Provided material
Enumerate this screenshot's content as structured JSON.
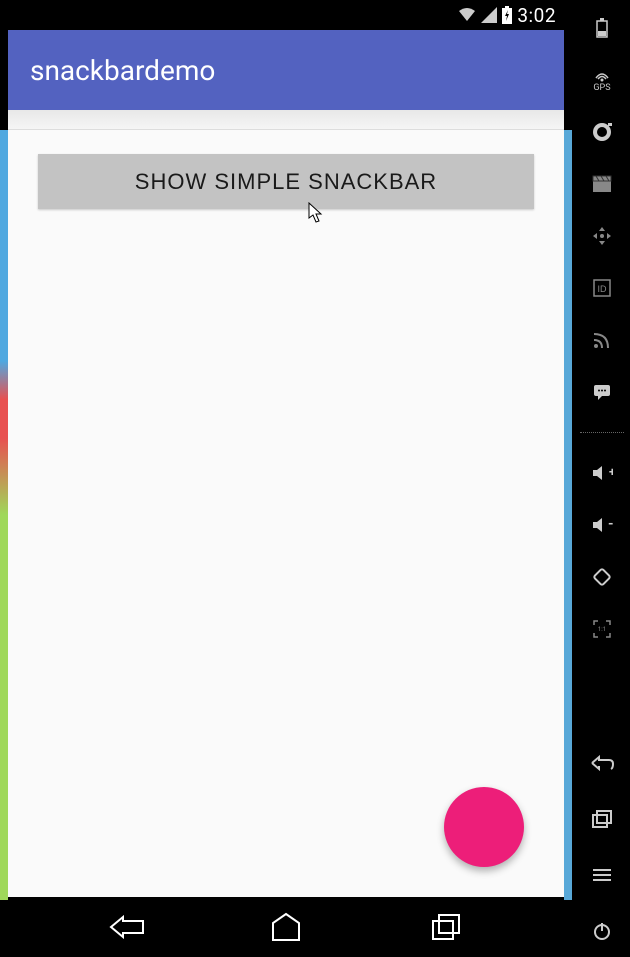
{
  "status_bar": {
    "time": "3:02"
  },
  "app_bar": {
    "title": "snackbardemo"
  },
  "main": {
    "button_label": "SHOW SIMPLE SNACKBAR"
  },
  "colors": {
    "primary": "#5362c0",
    "fab": "#ed1e79",
    "button_bg": "#c3c3c3"
  },
  "sidebar": {
    "gps_label": "GPS"
  }
}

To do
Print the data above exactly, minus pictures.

Response box
Enumerate this screenshot's content as structured JSON.
{
  "status_bar": {
    "time": "3:02"
  },
  "app_bar": {
    "title": "snackbardemo"
  },
  "main": {
    "button_label": "SHOW SIMPLE SNACKBAR"
  },
  "colors": {
    "primary": "#5362c0",
    "fab": "#ed1e79",
    "button_bg": "#c3c3c3"
  },
  "sidebar": {
    "gps_label": "GPS"
  }
}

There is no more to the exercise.